Councilmember Tom LaBonge led his annual Fall Equinox hike tonight, as he and 75 Griffith Park enthusiasts climbed to the peak of Mount Hollywood 1,625 feet above sea level. Hikers began gathering at the north end of the Griffith Observatory Parking Lot at 5 p.m. and the Councilmember made comments at 5:18, the exact time of the Autumnal Equinox this year.
“It’s all about enjoying a hike in the middle of the city with friends and neighbors,” said Councilmember LaBonge. “It’s a great way to celebrate nature and the change of seasons.”
An equinox occurs when the tilt of Earth’s own axis is inclined neither away nor towards the Sun, which means that the Sun is directly above a point on the Equator. It means that on this date, the day and the night are equally long.
Hikers departed at 5:30 p.m. for the gentle, 1.5-mile climb to the peak. Hikers brought children and dogs on the friendly community walk. The sunset views of the city were breath-taking. At the summit, hikers shared food that they had generously provided.
The Councilmember, dubbed Mr. L.A. by Los Angeles magazine because of his enthusiasm for his hometown, hikes Mount Hollywood every morning. He has been organizing quarterly sunset hikes in Griffith Park since he was elected in 2001. The hike lasted less than two hours. Click here to see more photos from the hike.
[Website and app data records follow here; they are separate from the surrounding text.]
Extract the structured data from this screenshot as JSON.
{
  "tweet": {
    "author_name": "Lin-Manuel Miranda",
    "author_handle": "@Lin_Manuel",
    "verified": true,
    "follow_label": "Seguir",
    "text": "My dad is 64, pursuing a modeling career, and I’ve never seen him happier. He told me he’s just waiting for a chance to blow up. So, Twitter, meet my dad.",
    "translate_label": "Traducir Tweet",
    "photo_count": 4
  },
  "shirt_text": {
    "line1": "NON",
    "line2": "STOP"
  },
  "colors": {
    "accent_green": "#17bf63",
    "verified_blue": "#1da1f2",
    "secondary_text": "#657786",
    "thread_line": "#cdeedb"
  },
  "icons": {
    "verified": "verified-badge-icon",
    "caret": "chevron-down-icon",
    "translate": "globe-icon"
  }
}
You're invited to Tom's annual Fall Equinox Hike on Tuesday, September 22nd at 5:30 p.m.
Meet the Councilman at the north end of the Griffith Observatory Parking lot for a gentle 1.5-mile hike to the top of Mount Hollywood. The sunset hike offers spectacular sweeping views Los Angeles. No food will be served. The entire hike up the mountain and back will take about two hours and be over by 7:30.
Please wear hiking shoes and layered comfortable clothing. For more information, contact Kathy Kim.
After a recent study indicated that many truants are still on campus during school hours, Councilmember LaBonge moved to address the issue. He introduced a motion that directs the City Attorney to draft an ordinance that would allow for enforcing truancy laws on school grounds.
The councilman's motion also allows for citing students on first offense. The motion will be heard in the Council's Education and Neighborhoods Committee next Tuesday, September 22nd at 3:30 p.m.
To see the agenda for this meeting, click here.
Councilmember LaBonge hosted a send-off yesterday for a team of former firefighters as they began a cross-country tour to raise awareness about cancer in their profession.
Lorenzo Abundiz, President and Founder of Code 3 for a Cure, left Griffith Park on a 20,000-mile journey throughout the United States to visit other firefighters who are victims of the pernicious disease.
"These are the people who go into fires and protect the homes and lives of everyone in Los Angeles," Councilmember LaBonge said. "They never know when they go into a building what chemicals will be in there or how they could be harmed."
Mr. Abundiz, a former firefighter for Pomona and Santa Ana fire departments, was once awarded the California State Firefighters' Association Medal of Valor. He was forced into medical retirement after 26 years because of leiomyosarcoma, a rare soft-tissue cancer.
The firefighters will share their cancer survivor stories to bring awareness of the need for early cancer screenings for firefighters and the public. They also hope to raise money to fight the disease.
"The public's contribution will enable this unique public charity organization to reach out and directly assist individual firefighters who are facing a financial hardship caused by cancer," said Mr. Abundiz. "We are firefighters and if we can extinguish fires, we can extinguish cancer."
The Code 3 for a Cure team is expected to return from their journey in November.